Referenced Wed Dec 31 2003 11:44:39 GMT-0700
Its that last piece that has people worried. Quoting from an Associated Press story:
Resistance to the plan has come from meat producers who don't trust the idea of establishing a central database that would allow the government or rivals to know detailed information about their operations.From deseretnews.com | Scare could hone cattle tracking
Referenced Wed Dec 31 2003 11:46:38 GMT-0700
This is a classic identity and privacy problem, although, of course, its not the cows themselves that are worried about their privacy.
I used to work in the nuclear industry and we knew the history of every single part that went into a submarine power plant. You pick out the smallest bolt and follow its history back to the day the ore was pulled out of the mine. Think about what that entailed in the 50's, 60's and 70's. There were (probably still are) large buildings full of people in Mechanicsburg, PA whose job it was to manage the supply system for the Nuclear Navy. Doing this for cattle is huge in scale, but modern technology has made it possible as long as we don't try to recreate those buildings full of people.
The answer is for the Government to avoid building a big centralized database---that's so 20th century. Rather, the USDA ought to establish XML schemas and Web services interfaces and let private industry establish the data repositories. If I'm a rancher, I have established relationship with entities whom I trust. Let those entities keep the data for their customers. Don't aggregate the data about a specific cow in one spot, but let the data and the systems stay distributed until its queried.

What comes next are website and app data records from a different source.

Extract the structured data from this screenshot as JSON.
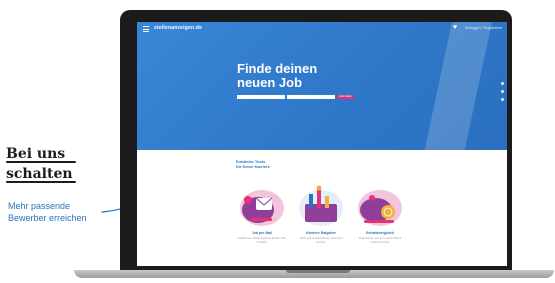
{
  "annotation": {
    "heading_line1": "Bei uns",
    "heading_line2": "schalten",
    "note_line1": "Mehr passende",
    "note_line2": "Bewerber erreichen"
  },
  "site": {
    "logo": "stellenanzeigen.de",
    "login_label": "Einloggen / Registrieren",
    "hero": {
      "title_line1": "Finde deinen",
      "title_line2": "neuen Job",
      "search_button": "Jobs finden"
    },
    "section_title_line1": "Entdecke Tools",
    "section_title_line2": "für Deine Karriere",
    "cards": [
      {
        "title": "Job per Mail",
        "text": "Erhalte neue Stellenangebote direkt in dein Postfach."
      },
      {
        "title": "Karriere-Ratgeber",
        "text": "Tipps rund um Bewerbung, Gehalt und Karriere."
      },
      {
        "title": "Gehaltsvergleich",
        "text": "Finde heraus, was du in deinem Beruf verdienen kannst."
      }
    ]
  },
  "colors": {
    "hero_blue": "#2f78c9",
    "accent_pink": "#e4327a",
    "note_blue": "#2a73bf"
  }
}
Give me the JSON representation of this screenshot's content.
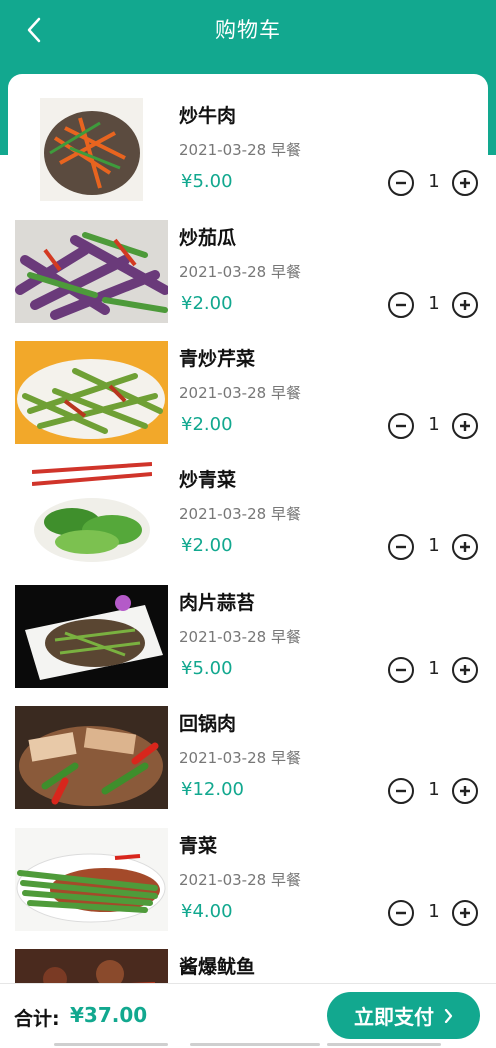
{
  "header": {
    "title": "购物车",
    "back_icon": "chevron-left-icon"
  },
  "items": [
    {
      "name": "炒牛肉",
      "date": "2021-03-28",
      "meal": "早餐",
      "price": "¥5.00",
      "qty": "1"
    },
    {
      "name": "炒茄瓜",
      "date": "2021-03-28",
      "meal": "早餐",
      "price": "¥2.00",
      "qty": "1"
    },
    {
      "name": "青炒芹菜",
      "date": "2021-03-28",
      "meal": "早餐",
      "price": "¥2.00",
      "qty": "1"
    },
    {
      "name": "炒青菜",
      "date": "2021-03-28",
      "meal": "早餐",
      "price": "¥2.00",
      "qty": "1"
    },
    {
      "name": "肉片蒜苔",
      "date": "2021-03-28",
      "meal": "早餐",
      "price": "¥5.00",
      "qty": "1"
    },
    {
      "name": "回锅肉",
      "date": "2021-03-28",
      "meal": "早餐",
      "price": "¥12.00",
      "qty": "1"
    },
    {
      "name": "青菜",
      "date": "2021-03-28",
      "meal": "早餐",
      "price": "¥4.00",
      "qty": "1"
    },
    {
      "name": "酱爆鱿鱼"
    }
  ],
  "footer": {
    "total_label": "合计:",
    "total_value": "¥37.00",
    "pay_label": "立即支付"
  },
  "colors": {
    "accent": "#12a88f"
  }
}
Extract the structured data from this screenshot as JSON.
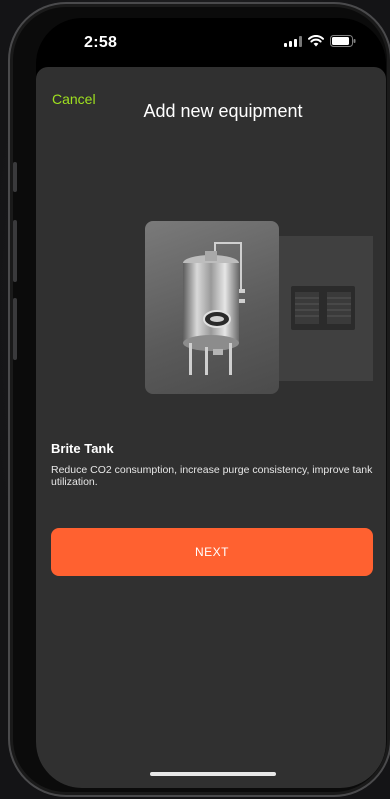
{
  "status_bar": {
    "time": "2:58",
    "icons": [
      "signal-icon",
      "wifi-icon",
      "battery-icon"
    ]
  },
  "header": {
    "cancel_label": "Cancel",
    "title": "Add new equipment"
  },
  "carousel": {
    "items": [
      {
        "name": "Brite Tank",
        "icon": "brite-tank-image"
      },
      {
        "name": "",
        "icon": "generator-unit-image"
      }
    ]
  },
  "equipment": {
    "name": "Brite Tank",
    "description": "Reduce CO2 consumption, increase purge consistency, improve tank utilization."
  },
  "actions": {
    "next_label": "NEXT"
  },
  "colors": {
    "accent": "#9fe01f",
    "primary_button": "#ff6130",
    "sheet_background": "#303030"
  }
}
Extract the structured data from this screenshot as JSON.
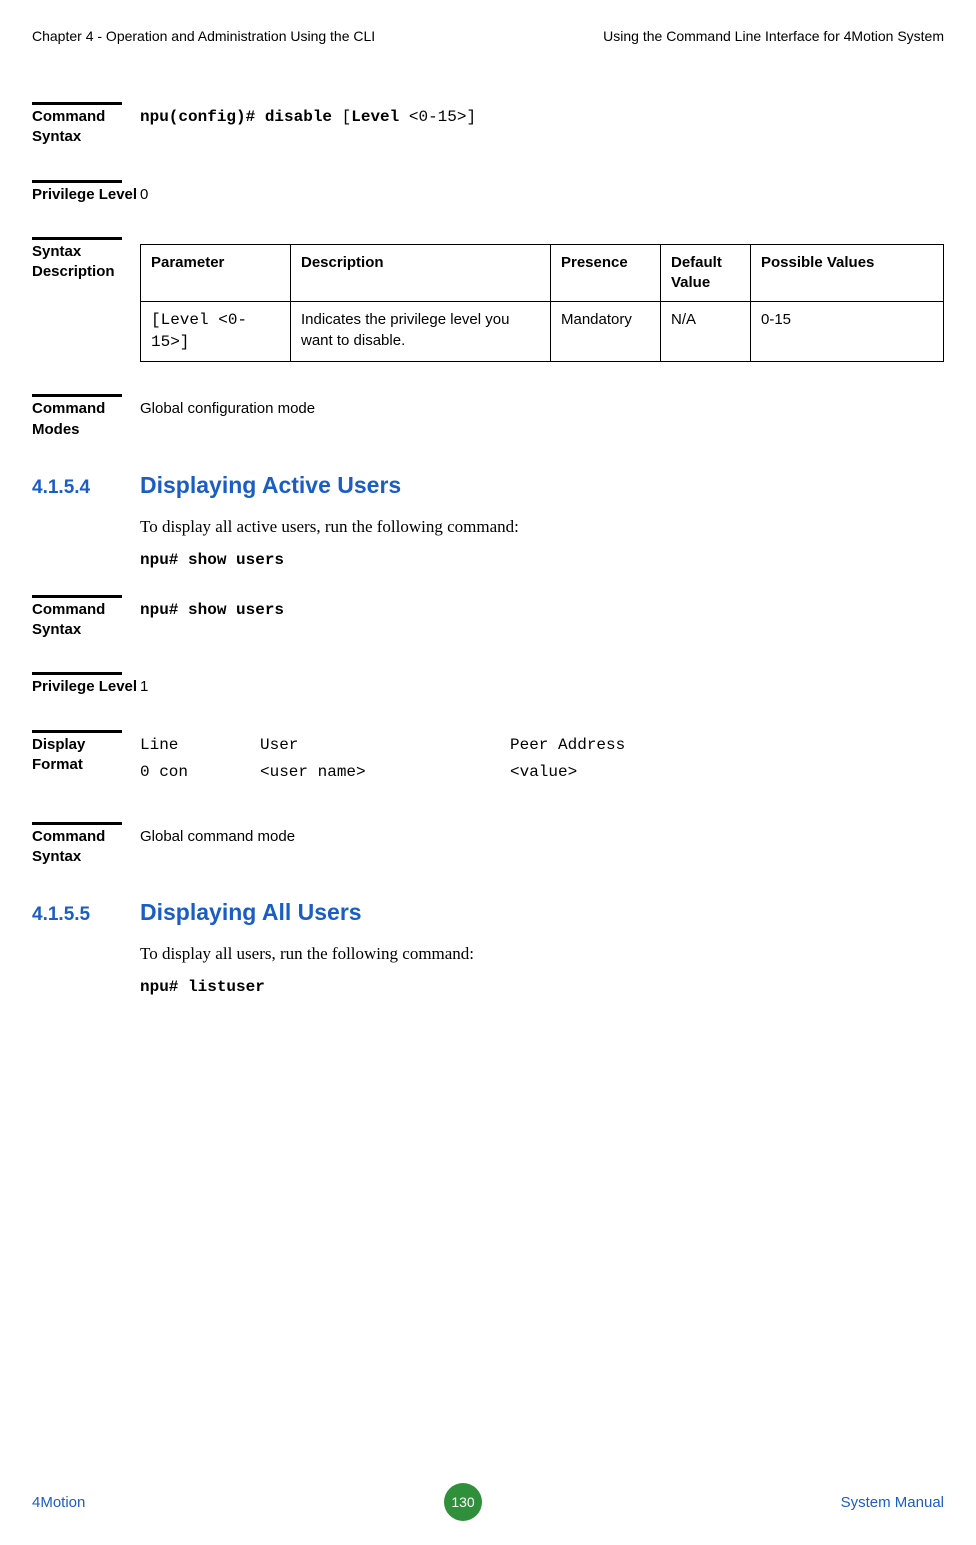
{
  "header": {
    "left": "Chapter 4 - Operation and Administration Using the CLI",
    "right": "Using the Command Line Interface for 4Motion System"
  },
  "block1": {
    "label": "Command Syntax",
    "cmd_bold1": "npu(config)# disable ",
    "cmd_plain1": "[",
    "cmd_bold2": "Level ",
    "cmd_plain2": "<0-15>]"
  },
  "block2": {
    "label": "Privilege Level",
    "value": "0"
  },
  "block3": {
    "label": "Syntax Description",
    "table": {
      "headers": {
        "param": "Parameter",
        "desc": "Description",
        "presence": "Presence",
        "default": "Default Value",
        "possible": "Possible Values"
      },
      "row": {
        "param": "[Level <0-15>]",
        "desc": "Indicates the privilege level you want to disable.",
        "presence": "Mandatory",
        "default": "N/A",
        "possible": "0-15"
      }
    }
  },
  "block4": {
    "label": "Command Modes",
    "value": "Global configuration mode"
  },
  "section1": {
    "num": "4.1.5.4",
    "title": "Displaying Active Users",
    "para": "To display all active users, run the following command:",
    "cmd": "npu# show users"
  },
  "block5": {
    "label": "Command Syntax",
    "cmd": "npu# show users"
  },
  "block6": {
    "label": "Privilege Level",
    "value": "1"
  },
  "block7": {
    "label": "Display Format",
    "row1": {
      "c1": "Line",
      "c2": "User",
      "c3": "Peer Address"
    },
    "row2": {
      "c1": "0 con",
      "c2": "<user name>",
      "c3": "<value>"
    }
  },
  "block8": {
    "label": "Command Syntax",
    "value": "Global command mode"
  },
  "section2": {
    "num": "4.1.5.5",
    "title": "Displaying All Users",
    "para": "To display all users, run the following command:",
    "cmd": "npu# listuser"
  },
  "footer": {
    "left": "4Motion",
    "page": "130",
    "right": "System Manual"
  }
}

If we can use FOAF to keep track of relationships between people, why not a similar scheme to keep track of a cow's history from birth to bistro?